**Data provided**.
====
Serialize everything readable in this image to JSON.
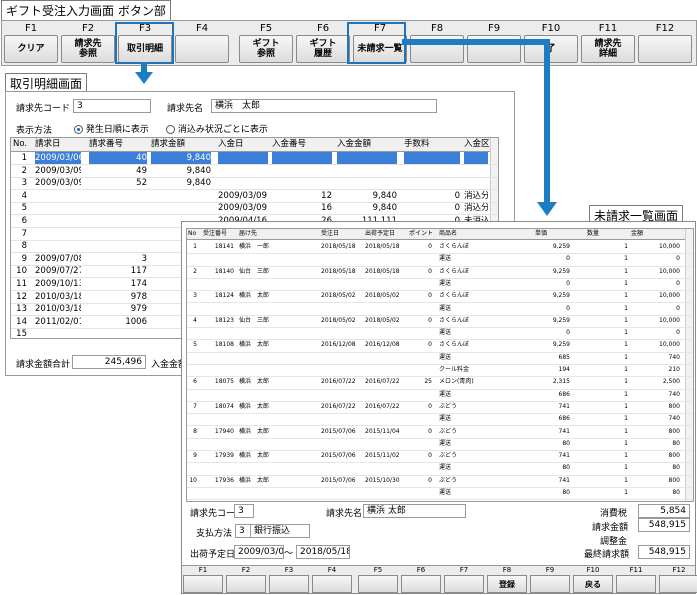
{
  "captions": {
    "button_section": "ギフト受注入力画面 ボタン部",
    "detail_screen": "取引明細画面",
    "unbilled_screen": "未請求一覧画面"
  },
  "fkeys": [
    {
      "fn": "F1",
      "label": "クリア"
    },
    {
      "fn": "F2",
      "label": "請求先\n参照"
    },
    {
      "fn": "F3",
      "label": "取引明細"
    },
    {
      "fn": "F4",
      "label": ""
    },
    {
      "fn": "F5",
      "label": "ギフト\n参照"
    },
    {
      "fn": "F6",
      "label": "ギフト\n履歴"
    },
    {
      "fn": "F7",
      "label": "未請求一覧"
    },
    {
      "fn": "F8",
      "label": ""
    },
    {
      "fn": "F9",
      "label": ""
    },
    {
      "fn": "F10",
      "label": "了"
    },
    {
      "fn": "F11",
      "label": "請求先\n詳細"
    },
    {
      "fn": "F12",
      "label": ""
    }
  ],
  "detail": {
    "code_label": "請求先コード",
    "code_value": "3",
    "name_label": "請求先名",
    "name_value": "横浜　太郎",
    "display_label": "表示方法",
    "radio1": "発生日順に表示",
    "radio2": "消込み状況ごとに表示",
    "columns": [
      "No.",
      "請求日",
      "請求番号",
      "請求金額",
      "入金日",
      "入金番号",
      "入金金額",
      "手数料",
      "入金区"
    ],
    "rows": [
      [
        "1",
        "2009/03/06",
        "40",
        "9,840",
        "",
        "",
        "",
        "",
        ""
      ],
      [
        "2",
        "2009/03/09",
        "49",
        "9,840",
        "",
        "",
        "",
        "",
        ""
      ],
      [
        "3",
        "2009/03/09",
        "52",
        "9,840",
        "",
        "",
        "",
        "",
        ""
      ],
      [
        "4",
        "",
        "",
        "",
        "2009/03/09",
        "12",
        "9,840",
        "0",
        "消込分"
      ],
      [
        "5",
        "",
        "",
        "",
        "2009/03/09",
        "16",
        "9,840",
        "0",
        "消込分"
      ],
      [
        "6",
        "",
        "",
        "",
        "2009/04/16",
        "26",
        "111,111",
        "0",
        "未消込"
      ],
      [
        "7",
        "",
        "",
        "",
        "",
        "",
        "",
        "",
        ""
      ],
      [
        "8",
        "",
        "",
        "",
        "",
        "",
        "",
        "",
        ""
      ],
      [
        "9",
        "2009/07/08",
        "3",
        "",
        "",
        "",
        "",
        "",
        ""
      ],
      [
        "10",
        "2009/07/27",
        "117",
        "",
        "",
        "",
        "",
        "",
        ""
      ],
      [
        "11",
        "2009/10/13",
        "174",
        "",
        "",
        "",
        "",
        "",
        ""
      ],
      [
        "12",
        "2010/03/18",
        "978",
        "",
        "",
        "",
        "",
        "",
        ""
      ],
      [
        "13",
        "2010/03/18",
        "979",
        "",
        "",
        "",
        "",
        "",
        ""
      ],
      [
        "14",
        "2011/02/01",
        "1006",
        "",
        "",
        "",
        "",
        "",
        ""
      ],
      [
        "15",
        "",
        "",
        "",
        "",
        "",
        "",
        "",
        ""
      ]
    ],
    "total_label": "請求金額合計",
    "total_value": "245,496",
    "paid_label": "入金金額"
  },
  "unbilled": {
    "columns": [
      "No",
      "受注番号",
      "届け先",
      "受注日",
      "出荷予定日",
      "ポイント",
      "商品名",
      "単価",
      "数量",
      "金額"
    ],
    "rows": [
      [
        "1",
        "18141",
        "横浜　一郎",
        "2018/05/18",
        "2018/05/18",
        "0",
        "さくらんぼ",
        "9,259",
        "1",
        "10,000"
      ],
      [
        "",
        "",
        "",
        "",
        "",
        "",
        "運送",
        "0",
        "1",
        "0"
      ],
      [
        "2",
        "18140",
        "仙台　三郎",
        "2018/05/18",
        "2018/05/18",
        "0",
        "さくらんぼ",
        "9,259",
        "1",
        "10,000"
      ],
      [
        "",
        "",
        "",
        "",
        "",
        "",
        "運送",
        "0",
        "1",
        "0"
      ],
      [
        "3",
        "18124",
        "横浜　太郎",
        "2018/05/02",
        "2018/05/02",
        "0",
        "さくらんぼ",
        "9,259",
        "1",
        "10,000"
      ],
      [
        "",
        "",
        "",
        "",
        "",
        "",
        "運送",
        "0",
        "1",
        "0"
      ],
      [
        "4",
        "18123",
        "仙台　三郎",
        "2018/05/02",
        "2018/05/02",
        "0",
        "さくらんぼ",
        "9,259",
        "1",
        "10,000"
      ],
      [
        "",
        "",
        "",
        "",
        "",
        "",
        "運送",
        "0",
        "1",
        "0"
      ],
      [
        "5",
        "18108",
        "横浜　太郎",
        "2016/12/08",
        "2016/12/08",
        "0",
        "さくらんぼ",
        "9,259",
        "1",
        "10,000"
      ],
      [
        "",
        "",
        "",
        "",
        "",
        "",
        "運送",
        "685",
        "1",
        "740"
      ],
      [
        "",
        "",
        "",
        "",
        "",
        "",
        "クール料金",
        "194",
        "1",
        "210"
      ],
      [
        "6",
        "18075",
        "横浜　太郎",
        "2016/07/22",
        "2016/07/22",
        "25",
        "メロン(青肉)",
        "2,315",
        "1",
        "2,500"
      ],
      [
        "",
        "",
        "",
        "",
        "",
        "",
        "運送",
        "686",
        "1",
        "740"
      ],
      [
        "7",
        "18074",
        "横浜　太郎",
        "2016/07/22",
        "2016/07/22",
        "0",
        "ぶどう",
        "741",
        "1",
        "800"
      ],
      [
        "",
        "",
        "",
        "",
        "",
        "",
        "運送",
        "686",
        "1",
        "740"
      ],
      [
        "8",
        "17940",
        "横浜　太郎",
        "2015/07/06",
        "2015/11/04",
        "0",
        "ぶどう",
        "741",
        "1",
        "800"
      ],
      [
        "",
        "",
        "",
        "",
        "",
        "",
        "運送",
        "80",
        "1",
        "80"
      ],
      [
        "9",
        "17939",
        "横浜　太郎",
        "2015/07/06",
        "2015/11/02",
        "0",
        "ぶどう",
        "741",
        "1",
        "800"
      ],
      [
        "",
        "",
        "",
        "",
        "",
        "",
        "運送",
        "80",
        "1",
        "80"
      ],
      [
        "10",
        "17936",
        "横浜　太郎",
        "2015/07/06",
        "2015/10/30",
        "0",
        "ぶどう",
        "741",
        "1",
        "800"
      ],
      [
        "",
        "",
        "",
        "",
        "",
        "",
        "運送",
        "80",
        "1",
        "80"
      ]
    ],
    "code_label": "請求先コード",
    "code_value": "3",
    "name_label": "請求先名",
    "name_value": "横浜 太郎",
    "pay_label": "支払方法",
    "pay_code": "3",
    "pay_value": "銀行振込",
    "ship_label": "出荷予定日",
    "ship_from": "2009/03/03",
    "ship_sep": "～",
    "ship_to": "2018/05/18",
    "tax_label": "消費税",
    "tax_value": "5,854",
    "bill_label": "請求金額",
    "bill_value": "548,915",
    "adjust_label": "調整金",
    "final_label": "最終請求額",
    "final_value": "548,915",
    "fkeys": [
      {
        "fn": "F1",
        "label": ""
      },
      {
        "fn": "F2",
        "label": ""
      },
      {
        "fn": "F3",
        "label": ""
      },
      {
        "fn": "F4",
        "label": ""
      },
      {
        "fn": "F5",
        "label": ""
      },
      {
        "fn": "F6",
        "label": ""
      },
      {
        "fn": "F7",
        "label": ""
      },
      {
        "fn": "F8",
        "label": "登録"
      },
      {
        "fn": "F9",
        "label": ""
      },
      {
        "fn": "F10",
        "label": "戻る"
      },
      {
        "fn": "F11",
        "label": ""
      },
      {
        "fn": "F12",
        "label": ""
      }
    ]
  },
  "colors": {
    "highlight": "#1f73b8",
    "arrow": "#1c7dc4",
    "selected_row": "#3c7fd9"
  }
}
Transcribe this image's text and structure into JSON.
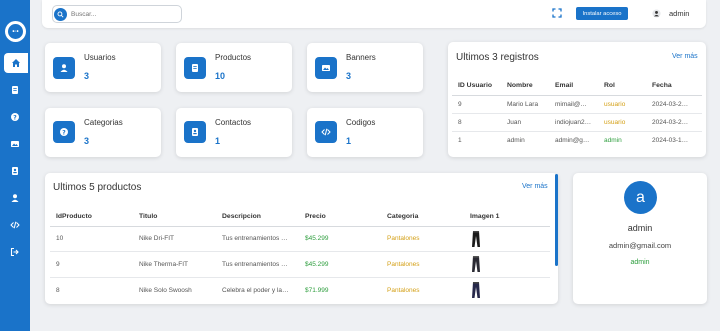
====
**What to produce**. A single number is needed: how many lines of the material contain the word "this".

**Written solution**. 2